— Source material —
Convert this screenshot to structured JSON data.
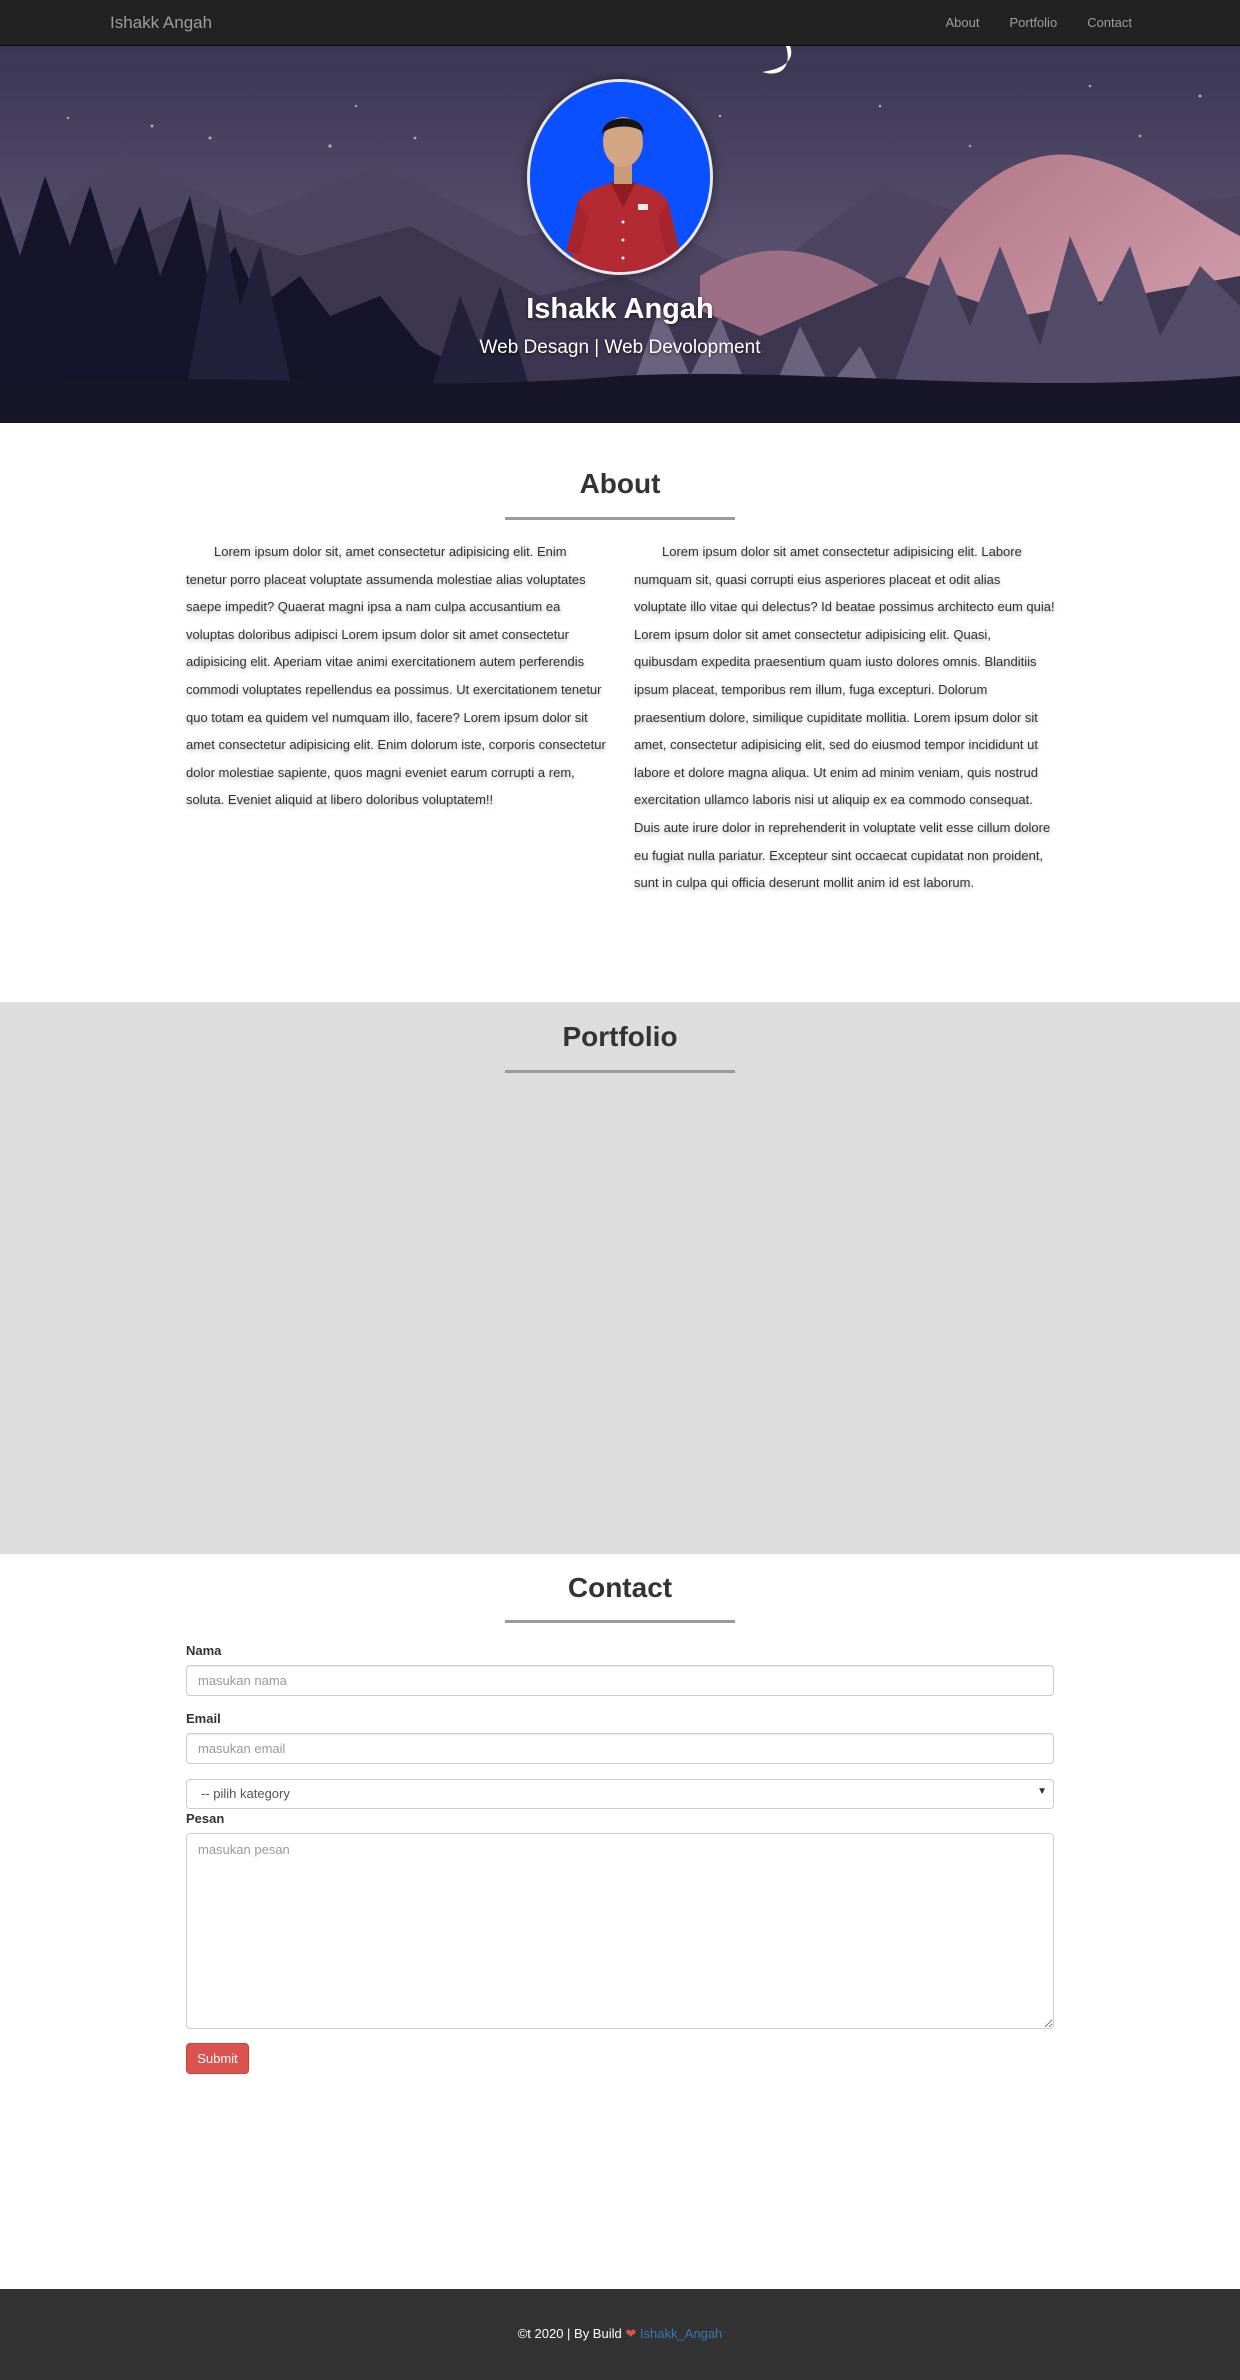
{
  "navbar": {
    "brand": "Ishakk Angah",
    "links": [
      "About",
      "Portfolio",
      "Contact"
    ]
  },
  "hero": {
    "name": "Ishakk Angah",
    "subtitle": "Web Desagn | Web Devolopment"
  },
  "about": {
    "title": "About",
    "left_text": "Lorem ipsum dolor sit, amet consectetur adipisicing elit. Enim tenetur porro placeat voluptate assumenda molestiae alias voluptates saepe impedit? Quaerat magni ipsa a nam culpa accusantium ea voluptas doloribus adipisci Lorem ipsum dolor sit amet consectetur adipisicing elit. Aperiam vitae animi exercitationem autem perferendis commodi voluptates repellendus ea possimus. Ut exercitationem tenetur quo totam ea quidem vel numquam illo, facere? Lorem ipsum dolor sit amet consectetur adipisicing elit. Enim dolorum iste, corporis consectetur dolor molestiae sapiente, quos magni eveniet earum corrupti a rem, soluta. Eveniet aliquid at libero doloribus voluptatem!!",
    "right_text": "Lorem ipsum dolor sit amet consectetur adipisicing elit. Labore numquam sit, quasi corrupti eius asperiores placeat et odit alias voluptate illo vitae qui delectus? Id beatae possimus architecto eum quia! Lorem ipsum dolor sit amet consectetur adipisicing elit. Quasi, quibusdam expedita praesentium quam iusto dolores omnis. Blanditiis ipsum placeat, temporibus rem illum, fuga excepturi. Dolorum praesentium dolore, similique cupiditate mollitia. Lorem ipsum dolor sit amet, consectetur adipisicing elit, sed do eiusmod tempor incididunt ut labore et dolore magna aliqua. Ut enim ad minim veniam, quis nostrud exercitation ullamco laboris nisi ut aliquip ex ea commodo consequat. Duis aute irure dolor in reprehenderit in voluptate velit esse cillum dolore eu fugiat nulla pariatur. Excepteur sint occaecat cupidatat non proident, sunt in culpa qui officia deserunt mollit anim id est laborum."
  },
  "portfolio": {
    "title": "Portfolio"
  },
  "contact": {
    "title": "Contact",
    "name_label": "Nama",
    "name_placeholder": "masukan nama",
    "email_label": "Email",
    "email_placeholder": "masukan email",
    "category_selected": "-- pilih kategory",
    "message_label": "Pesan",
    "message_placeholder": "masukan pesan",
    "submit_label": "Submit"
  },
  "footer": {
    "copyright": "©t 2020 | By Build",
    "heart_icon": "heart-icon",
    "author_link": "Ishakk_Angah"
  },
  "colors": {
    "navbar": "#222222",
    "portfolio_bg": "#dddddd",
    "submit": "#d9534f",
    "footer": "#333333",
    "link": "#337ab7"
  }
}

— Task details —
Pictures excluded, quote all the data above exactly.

— Task result —
Convert this screenshot to structured JSON data.
{
  "navbar": {
    "brand": "Ishakk Angah",
    "links": [
      "About",
      "Portfolio",
      "Contact"
    ]
  },
  "hero": {
    "name": "Ishakk Angah",
    "subtitle": "Web Desagn | Web Devolopment"
  },
  "about": {
    "title": "About",
    "left_text": "Lorem ipsum dolor sit, amet consectetur adipisicing elit. Enim tenetur porro placeat voluptate assumenda molestiae alias voluptates saepe impedit? Quaerat magni ipsa a nam culpa accusantium ea voluptas doloribus adipisci Lorem ipsum dolor sit amet consectetur adipisicing elit. Aperiam vitae animi exercitationem autem perferendis commodi voluptates repellendus ea possimus. Ut exercitationem tenetur quo totam ea quidem vel numquam illo, facere? Lorem ipsum dolor sit amet consectetur adipisicing elit. Enim dolorum iste, corporis consectetur dolor molestiae sapiente, quos magni eveniet earum corrupti a rem, soluta. Eveniet aliquid at libero doloribus voluptatem!!",
    "right_text": "Lorem ipsum dolor sit amet consectetur adipisicing elit. Labore numquam sit, quasi corrupti eius asperiores placeat et odit alias voluptate illo vitae qui delectus? Id beatae possimus architecto eum quia! Lorem ipsum dolor sit amet consectetur adipisicing elit. Quasi, quibusdam expedita praesentium quam iusto dolores omnis. Blanditiis ipsum placeat, temporibus rem illum, fuga excepturi. Dolorum praesentium dolore, similique cupiditate mollitia. Lorem ipsum dolor sit amet, consectetur adipisicing elit, sed do eiusmod tempor incididunt ut labore et dolore magna aliqua. Ut enim ad minim veniam, quis nostrud exercitation ullamco laboris nisi ut aliquip ex ea commodo consequat. Duis aute irure dolor in reprehenderit in voluptate velit esse cillum dolore eu fugiat nulla pariatur. Excepteur sint occaecat cupidatat non proident, sunt in culpa qui officia deserunt mollit anim id est laborum."
  },
  "portfolio": {
    "title": "Portfolio"
  },
  "contact": {
    "title": "Contact",
    "name_label": "Nama",
    "name_placeholder": "masukan nama",
    "email_label": "Email",
    "email_placeholder": "masukan email",
    "category_selected": "-- pilih kategory",
    "message_label": "Pesan",
    "message_placeholder": "masukan pesan",
    "submit_label": "Submit"
  },
  "footer": {
    "copyright": "©t 2020 | By Build",
    "heart_icon": "heart-icon",
    "author_link": "Ishakk_Angah"
  },
  "colors": {
    "navbar": "#222222",
    "portfolio_bg": "#dddddd",
    "submit": "#d9534f",
    "footer": "#333333",
    "link": "#337ab7"
  }
}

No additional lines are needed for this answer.